Was 2013 your annus horribilis?


I AM relieved that this annus horribilis has come to an end. Honestly speaking, who wouldn’t? Everything that you thought could not possibly happen did!

To steal from Queen Elizabeth II’s speech to the Guildhall on November 24 1992, marking the 40th anniversary of her accession, 2013 is not a year on which I shall look back with undiluted pleasure.

The most prominent event that stands well above all and had an earth-shattering effect was the July 31 elections. For one, we were barely prepared for them. The elections were railroaded and rammed down our throats all for political expediency.
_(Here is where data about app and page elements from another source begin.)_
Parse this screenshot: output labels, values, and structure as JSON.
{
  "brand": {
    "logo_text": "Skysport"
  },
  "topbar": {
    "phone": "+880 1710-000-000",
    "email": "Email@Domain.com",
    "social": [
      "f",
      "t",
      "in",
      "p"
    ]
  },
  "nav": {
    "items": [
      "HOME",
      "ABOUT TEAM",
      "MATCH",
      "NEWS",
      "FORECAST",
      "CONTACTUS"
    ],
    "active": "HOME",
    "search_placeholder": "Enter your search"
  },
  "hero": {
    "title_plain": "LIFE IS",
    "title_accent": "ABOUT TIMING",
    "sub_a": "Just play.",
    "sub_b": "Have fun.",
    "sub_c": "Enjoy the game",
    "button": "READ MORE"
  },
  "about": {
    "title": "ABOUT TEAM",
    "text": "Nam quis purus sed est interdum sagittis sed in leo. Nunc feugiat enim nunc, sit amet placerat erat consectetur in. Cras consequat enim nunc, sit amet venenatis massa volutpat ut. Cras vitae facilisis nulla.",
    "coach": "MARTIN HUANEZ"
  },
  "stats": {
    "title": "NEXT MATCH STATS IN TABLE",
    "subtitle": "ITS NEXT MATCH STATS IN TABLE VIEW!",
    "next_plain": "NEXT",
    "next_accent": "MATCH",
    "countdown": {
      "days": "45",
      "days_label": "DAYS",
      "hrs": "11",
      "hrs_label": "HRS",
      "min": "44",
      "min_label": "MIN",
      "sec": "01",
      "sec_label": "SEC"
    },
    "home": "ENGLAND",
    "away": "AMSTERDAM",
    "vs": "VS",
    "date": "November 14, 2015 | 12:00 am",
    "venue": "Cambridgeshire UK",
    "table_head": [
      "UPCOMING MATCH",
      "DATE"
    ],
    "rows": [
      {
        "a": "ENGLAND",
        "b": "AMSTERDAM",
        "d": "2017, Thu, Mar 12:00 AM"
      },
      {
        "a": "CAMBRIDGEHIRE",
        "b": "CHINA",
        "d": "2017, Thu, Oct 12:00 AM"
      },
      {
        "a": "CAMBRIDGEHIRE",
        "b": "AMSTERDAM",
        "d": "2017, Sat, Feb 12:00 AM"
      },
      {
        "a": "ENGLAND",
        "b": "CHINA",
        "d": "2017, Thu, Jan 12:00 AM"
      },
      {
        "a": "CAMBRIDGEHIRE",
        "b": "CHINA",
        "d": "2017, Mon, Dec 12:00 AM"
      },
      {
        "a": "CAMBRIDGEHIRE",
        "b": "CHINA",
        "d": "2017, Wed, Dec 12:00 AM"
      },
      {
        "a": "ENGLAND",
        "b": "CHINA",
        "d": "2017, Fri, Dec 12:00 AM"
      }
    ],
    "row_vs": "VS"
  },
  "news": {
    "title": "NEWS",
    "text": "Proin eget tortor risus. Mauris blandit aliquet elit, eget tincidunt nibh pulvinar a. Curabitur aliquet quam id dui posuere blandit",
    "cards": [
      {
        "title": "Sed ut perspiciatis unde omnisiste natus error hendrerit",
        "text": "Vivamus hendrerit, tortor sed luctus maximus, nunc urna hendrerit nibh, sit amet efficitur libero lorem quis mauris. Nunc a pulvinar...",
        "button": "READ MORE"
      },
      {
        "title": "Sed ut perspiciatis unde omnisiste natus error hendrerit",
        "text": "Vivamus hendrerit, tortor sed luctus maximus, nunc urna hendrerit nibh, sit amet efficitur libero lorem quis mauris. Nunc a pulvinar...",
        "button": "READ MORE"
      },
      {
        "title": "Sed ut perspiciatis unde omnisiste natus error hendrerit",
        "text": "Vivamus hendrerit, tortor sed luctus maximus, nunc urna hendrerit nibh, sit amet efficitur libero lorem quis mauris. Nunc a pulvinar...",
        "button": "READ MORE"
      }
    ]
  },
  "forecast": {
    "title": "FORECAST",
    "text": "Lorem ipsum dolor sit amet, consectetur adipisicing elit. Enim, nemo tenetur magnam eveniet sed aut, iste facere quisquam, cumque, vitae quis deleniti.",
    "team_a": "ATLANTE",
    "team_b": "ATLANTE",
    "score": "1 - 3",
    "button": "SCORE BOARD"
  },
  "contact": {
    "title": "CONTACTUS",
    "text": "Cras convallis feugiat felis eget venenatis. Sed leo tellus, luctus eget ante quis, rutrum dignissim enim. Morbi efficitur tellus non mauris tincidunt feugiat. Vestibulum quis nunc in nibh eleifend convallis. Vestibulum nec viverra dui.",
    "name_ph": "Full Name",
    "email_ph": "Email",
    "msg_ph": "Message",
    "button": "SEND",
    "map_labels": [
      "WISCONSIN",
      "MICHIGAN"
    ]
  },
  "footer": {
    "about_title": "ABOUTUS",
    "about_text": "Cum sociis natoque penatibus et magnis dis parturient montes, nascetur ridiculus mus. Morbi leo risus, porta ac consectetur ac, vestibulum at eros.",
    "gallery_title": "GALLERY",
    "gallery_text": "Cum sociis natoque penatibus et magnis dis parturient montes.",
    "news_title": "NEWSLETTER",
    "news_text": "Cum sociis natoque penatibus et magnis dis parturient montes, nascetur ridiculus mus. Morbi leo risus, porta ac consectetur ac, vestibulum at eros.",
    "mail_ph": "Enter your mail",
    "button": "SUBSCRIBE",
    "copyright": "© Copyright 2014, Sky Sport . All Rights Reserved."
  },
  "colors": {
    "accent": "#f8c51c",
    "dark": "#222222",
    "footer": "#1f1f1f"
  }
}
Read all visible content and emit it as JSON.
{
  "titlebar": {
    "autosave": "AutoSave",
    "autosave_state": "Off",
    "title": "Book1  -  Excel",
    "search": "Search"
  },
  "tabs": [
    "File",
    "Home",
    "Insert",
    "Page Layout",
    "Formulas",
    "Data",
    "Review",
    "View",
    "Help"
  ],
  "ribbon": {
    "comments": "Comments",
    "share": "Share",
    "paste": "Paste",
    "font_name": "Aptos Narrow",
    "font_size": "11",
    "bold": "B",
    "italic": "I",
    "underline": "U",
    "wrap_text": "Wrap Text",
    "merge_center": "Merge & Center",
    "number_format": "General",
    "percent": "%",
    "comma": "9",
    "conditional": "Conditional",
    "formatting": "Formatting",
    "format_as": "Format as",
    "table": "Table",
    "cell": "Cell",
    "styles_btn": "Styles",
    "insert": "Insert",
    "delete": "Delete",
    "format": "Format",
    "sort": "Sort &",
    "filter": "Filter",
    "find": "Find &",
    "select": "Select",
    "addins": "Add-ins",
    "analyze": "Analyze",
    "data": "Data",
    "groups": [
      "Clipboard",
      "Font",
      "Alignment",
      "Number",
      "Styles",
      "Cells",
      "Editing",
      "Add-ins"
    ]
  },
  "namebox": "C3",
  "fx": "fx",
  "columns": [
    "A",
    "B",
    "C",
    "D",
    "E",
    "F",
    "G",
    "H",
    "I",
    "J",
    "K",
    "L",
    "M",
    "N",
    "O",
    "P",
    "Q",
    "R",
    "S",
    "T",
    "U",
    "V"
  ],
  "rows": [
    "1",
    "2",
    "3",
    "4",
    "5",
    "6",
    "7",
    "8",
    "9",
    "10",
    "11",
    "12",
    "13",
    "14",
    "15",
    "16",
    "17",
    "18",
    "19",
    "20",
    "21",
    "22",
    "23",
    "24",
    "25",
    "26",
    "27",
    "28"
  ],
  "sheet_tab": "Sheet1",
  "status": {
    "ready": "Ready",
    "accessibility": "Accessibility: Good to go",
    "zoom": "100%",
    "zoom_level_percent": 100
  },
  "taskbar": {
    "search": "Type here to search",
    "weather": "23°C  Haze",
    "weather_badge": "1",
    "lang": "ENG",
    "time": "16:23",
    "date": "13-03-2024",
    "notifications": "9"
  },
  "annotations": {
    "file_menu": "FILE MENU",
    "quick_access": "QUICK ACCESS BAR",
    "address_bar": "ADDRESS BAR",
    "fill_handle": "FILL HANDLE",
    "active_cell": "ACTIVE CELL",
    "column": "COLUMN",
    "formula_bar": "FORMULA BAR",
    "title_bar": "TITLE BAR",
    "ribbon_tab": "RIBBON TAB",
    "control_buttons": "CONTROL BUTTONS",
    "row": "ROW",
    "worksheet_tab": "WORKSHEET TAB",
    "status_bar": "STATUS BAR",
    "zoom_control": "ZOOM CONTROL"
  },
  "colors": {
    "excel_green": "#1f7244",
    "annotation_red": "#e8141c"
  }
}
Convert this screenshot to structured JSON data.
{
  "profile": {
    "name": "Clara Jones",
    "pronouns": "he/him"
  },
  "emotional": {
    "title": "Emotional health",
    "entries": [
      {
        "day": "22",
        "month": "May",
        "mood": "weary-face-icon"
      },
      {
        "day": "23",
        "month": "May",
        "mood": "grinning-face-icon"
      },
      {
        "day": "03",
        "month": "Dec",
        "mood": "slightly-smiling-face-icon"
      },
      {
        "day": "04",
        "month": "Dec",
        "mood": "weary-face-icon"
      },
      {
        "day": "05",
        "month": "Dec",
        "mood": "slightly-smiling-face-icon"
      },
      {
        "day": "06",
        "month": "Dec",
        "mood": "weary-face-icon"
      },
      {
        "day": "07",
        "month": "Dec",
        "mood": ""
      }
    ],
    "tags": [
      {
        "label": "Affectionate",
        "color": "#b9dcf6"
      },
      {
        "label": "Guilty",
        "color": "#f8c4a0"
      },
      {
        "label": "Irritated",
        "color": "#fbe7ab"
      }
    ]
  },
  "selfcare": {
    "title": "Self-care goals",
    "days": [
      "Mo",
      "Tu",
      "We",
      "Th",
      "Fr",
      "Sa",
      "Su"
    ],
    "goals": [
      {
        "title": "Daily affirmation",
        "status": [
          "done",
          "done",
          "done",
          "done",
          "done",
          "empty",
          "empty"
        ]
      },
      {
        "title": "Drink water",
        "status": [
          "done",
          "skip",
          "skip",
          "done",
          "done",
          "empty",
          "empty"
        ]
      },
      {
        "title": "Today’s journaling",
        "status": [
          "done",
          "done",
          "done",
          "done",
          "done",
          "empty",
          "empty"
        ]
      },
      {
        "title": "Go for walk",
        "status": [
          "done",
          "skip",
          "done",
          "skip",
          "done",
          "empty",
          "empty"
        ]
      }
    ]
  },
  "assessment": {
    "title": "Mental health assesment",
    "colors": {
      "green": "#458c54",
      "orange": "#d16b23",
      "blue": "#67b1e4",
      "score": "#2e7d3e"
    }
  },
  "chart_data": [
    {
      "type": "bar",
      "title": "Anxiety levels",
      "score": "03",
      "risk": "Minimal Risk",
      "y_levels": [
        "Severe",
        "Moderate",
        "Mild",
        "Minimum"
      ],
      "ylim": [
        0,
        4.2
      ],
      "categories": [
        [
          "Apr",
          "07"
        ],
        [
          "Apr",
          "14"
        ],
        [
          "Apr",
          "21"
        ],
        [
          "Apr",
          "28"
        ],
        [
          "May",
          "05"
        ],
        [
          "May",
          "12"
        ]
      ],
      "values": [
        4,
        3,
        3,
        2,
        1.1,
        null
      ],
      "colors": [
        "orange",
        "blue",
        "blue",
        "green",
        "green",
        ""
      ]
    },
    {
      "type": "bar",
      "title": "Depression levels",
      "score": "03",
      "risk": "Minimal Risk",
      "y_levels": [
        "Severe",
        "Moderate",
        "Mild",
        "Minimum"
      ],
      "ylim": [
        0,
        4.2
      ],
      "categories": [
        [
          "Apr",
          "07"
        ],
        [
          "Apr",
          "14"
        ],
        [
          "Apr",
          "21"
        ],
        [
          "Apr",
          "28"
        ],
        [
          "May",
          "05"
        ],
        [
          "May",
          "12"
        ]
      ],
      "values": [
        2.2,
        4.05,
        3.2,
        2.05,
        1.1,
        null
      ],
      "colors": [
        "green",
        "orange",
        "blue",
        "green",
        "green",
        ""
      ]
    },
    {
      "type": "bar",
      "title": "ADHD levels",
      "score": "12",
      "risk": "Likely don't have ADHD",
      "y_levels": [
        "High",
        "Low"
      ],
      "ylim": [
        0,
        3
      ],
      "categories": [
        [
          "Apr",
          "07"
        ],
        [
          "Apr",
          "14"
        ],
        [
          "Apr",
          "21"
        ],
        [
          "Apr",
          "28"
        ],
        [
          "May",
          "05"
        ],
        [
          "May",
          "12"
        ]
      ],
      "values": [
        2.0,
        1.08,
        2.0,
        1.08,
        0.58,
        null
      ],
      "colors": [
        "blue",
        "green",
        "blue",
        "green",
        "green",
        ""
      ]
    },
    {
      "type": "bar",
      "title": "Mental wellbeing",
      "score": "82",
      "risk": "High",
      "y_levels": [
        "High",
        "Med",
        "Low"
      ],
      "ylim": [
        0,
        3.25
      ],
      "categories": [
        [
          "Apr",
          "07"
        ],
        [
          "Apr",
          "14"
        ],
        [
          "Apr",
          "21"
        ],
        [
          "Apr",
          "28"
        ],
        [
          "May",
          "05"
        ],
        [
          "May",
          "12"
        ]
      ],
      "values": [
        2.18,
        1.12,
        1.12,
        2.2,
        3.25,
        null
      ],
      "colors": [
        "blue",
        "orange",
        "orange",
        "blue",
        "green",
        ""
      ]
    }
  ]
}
It was a big set-up.

For some reason we all thought it was not possible that they would be held.

That was judging by the fact that the government had no money after having staged the constitutional referendum in March.

Secondly, most of us had been lulled into a false sense of comfort that was the so-called inclusive government.

There are a lot of positive things that the compromise arrangement had brought to our stricken country. Chief among them was a semblance of sanity in the economy. Once comatose, the economy rose from the dead while business confidence returned.

Regrettably, while most of us were beginning to revel in the new positive atmosphere, others were plotting. I will not go into the lurid details of what I will call The Great Deception because while it is now in the public domain, the jury is still out.

The Nikuv saga will forever remain in the minds of many who had hoped that a warped system would produce a different result.

The shock is still palpable while those that have been accused of grand electoral theft go about as if nothing untoward happened. Only God, it seems, will be the ultimate judge.

Former Finance minister Tendai Biti was on point when he said that people were walking around like zombies after the election results were announced. When I met him outside the MDC-T headquarters along Nelson Mandela Avenue in Harare he woefully confirmed to me: “Lenox, we live in a tough country.”

The result has been an economy that has clearly been zombified.

Confidence in the banking system has hit an all-time low.

Factories continue to shut down and to make it worse, we seem to have a new government that is groping in the dark for solutions.
Admittedly there has been some “positive” things that have happened pre and post-election. By far the most significant development has been the new Constitution.

No matter which way you look at it, the document embodies a clear shift from the past. What remains is the sincerity with which it would be activated.

I know I might be the last to say this, but the rapprochement that has been led by Information and Broadcasting services minister Prof Jonathan Moyo is significant. The minister has been clinical in the way he has done things so far and we can’t help but anticipate seismic changes in the media sector.

However, I, among others, know that we should never let our guard down.

It’s futile, according to political analyst William Muchayi, to dance with a porcupine.

The minister has been described in certain media circles as “born-again”.

It would not be out of place for some to question his current charm offensive, given his cataclysmic tenure that resulted in scores losing their livelihoods in the State media merely for their assumed political affiliations.

An all-encompassing media enquiry panel has been assembled to probe the information and media industry.

This has long been overdue. The sincerity of such moves by the minister and indeed the exclusive government is yet to be seen.

There is the dire need for the rest of the government and indeed the ruling party to walk the talk. Like I have said before in this column, belligerence never won any friends.

We pray that perhaps for once things have really changed for the better.

As we enter the New Year, we look at the one that has gone with a number of lessons. Chief among them is the fact that there are things that we can change and those that we cannot.

Let us focus on those things that we can do to transform our situation particularly at an individual level.

They say that resolutions are made to be broken, but at least you should be able to map your way forward.

I mentioned in the past that we should not allow the environment outside to dictate the way in which you think and behave. Look at the bigger picture and then take the necessary small steps towards your dream.

My dream is to make a positive impact on society using the gifts and talents that God gave me. I wish you a happy and prosperous 2014.
Forget about 2013, because the past is a foreign country.

 Twitter: @lenoxmhlanga